▸ **Excerpted data**:

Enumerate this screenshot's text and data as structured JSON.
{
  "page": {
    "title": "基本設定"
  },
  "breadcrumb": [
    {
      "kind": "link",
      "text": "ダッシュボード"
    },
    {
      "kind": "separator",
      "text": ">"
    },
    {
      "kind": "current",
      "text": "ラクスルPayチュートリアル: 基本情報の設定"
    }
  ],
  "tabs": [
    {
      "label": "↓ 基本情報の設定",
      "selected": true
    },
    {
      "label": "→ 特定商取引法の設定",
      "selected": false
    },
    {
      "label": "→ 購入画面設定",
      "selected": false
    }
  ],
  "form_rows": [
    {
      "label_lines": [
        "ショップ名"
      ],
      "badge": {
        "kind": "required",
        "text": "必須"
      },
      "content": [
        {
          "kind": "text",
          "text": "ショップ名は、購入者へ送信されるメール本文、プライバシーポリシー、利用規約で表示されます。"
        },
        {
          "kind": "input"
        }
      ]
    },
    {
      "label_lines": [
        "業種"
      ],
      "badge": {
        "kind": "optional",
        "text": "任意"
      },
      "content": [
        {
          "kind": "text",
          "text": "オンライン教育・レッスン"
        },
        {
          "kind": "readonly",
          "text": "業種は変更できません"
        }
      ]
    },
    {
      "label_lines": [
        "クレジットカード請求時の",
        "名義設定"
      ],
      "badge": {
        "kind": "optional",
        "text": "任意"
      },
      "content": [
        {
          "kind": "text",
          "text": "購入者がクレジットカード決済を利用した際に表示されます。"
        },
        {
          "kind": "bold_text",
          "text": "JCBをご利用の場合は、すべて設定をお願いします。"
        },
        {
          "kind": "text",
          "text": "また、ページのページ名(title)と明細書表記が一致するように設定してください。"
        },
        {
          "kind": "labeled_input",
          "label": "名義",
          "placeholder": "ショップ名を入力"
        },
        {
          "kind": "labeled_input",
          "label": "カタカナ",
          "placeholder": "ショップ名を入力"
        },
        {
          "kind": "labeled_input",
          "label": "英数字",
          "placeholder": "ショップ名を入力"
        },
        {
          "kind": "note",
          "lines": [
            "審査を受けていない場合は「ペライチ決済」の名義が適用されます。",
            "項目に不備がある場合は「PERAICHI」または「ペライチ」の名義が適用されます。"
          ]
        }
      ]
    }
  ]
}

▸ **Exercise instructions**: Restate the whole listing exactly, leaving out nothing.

▸ **Solved exercise**:
Enumerate this screenshot's text and data as structured JSON.
{
  "page": {
    "title": "基本設定"
  },
  "breadcrumb": [
    {
      "kind": "link",
      "text": "ダッシュボード"
    },
    {
      "kind": "separator",
      "text": ">"
    },
    {
      "kind": "current",
      "text": "ラクスルPayチュートリアル: 基本情報の設定"
    }
  ],
  "tabs": [
    {
      "label": "↓ 基本情報の設定",
      "selected": true
    },
    {
      "label": "→ 特定商取引法の設定",
      "selected": false
    },
    {
      "label": "→ 購入画面設定",
      "selected": false
    }
  ],
  "form_rows": [
    {
      "label_lines": [
        "ショップ名"
      ],
      "badge": {
        "kind": "required",
        "text": "必須"
      },
      "content": [
        {
          "kind": "text",
          "text": "ショップ名は、購入者へ送信されるメール本文、プライバシーポリシー、利用規約で表示されます。"
        },
        {
          "kind": "input"
        }
      ]
    },
    {
      "label_lines": [
        "業種"
      ],
      "badge": {
        "kind": "optional",
        "text": "任意"
      },
      "content": [
        {
          "kind": "text",
          "text": "オンライン教育・レッスン"
        },
        {
          "kind": "readonly",
          "text": "業種は変更できません"
        }
      ]
    },
    {
      "label_lines": [
        "クレジットカード請求時の",
        "名義設定"
      ],
      "badge": {
        "kind": "optional",
        "text": "任意"
      },
      "content": [
        {
          "kind": "text",
          "text": "購入者がクレジットカード決済を利用した際に表示されます。"
        },
        {
          "kind": "bold_text",
          "text": "JCBをご利用の場合は、すべて設定をお願いします。"
        },
        {
          "kind": "text",
          "text": "また、ページのページ名(title)と明細書表記が一致するように設定してください。"
        },
        {
          "kind": "labeled_input",
          "label": "名義",
          "placeholder": "ショップ名を入力"
        },
        {
          "kind": "labeled_input",
          "label": "カタカナ",
          "placeholder": "ショップ名を入力"
        },
        {
          "kind": "labeled_input",
          "label": "英数字",
          "placeholder": "ショップ名を入力"
        },
        {
          "kind": "note",
          "lines": [
            "審査を受けていない場合は「ペライチ決済」の名義が適用されます。",
            "項目に不備がある場合は「PERAICHI」または「ペライチ」の名義が適用されます。"
          ]
        }
      ]
    }
  ]
}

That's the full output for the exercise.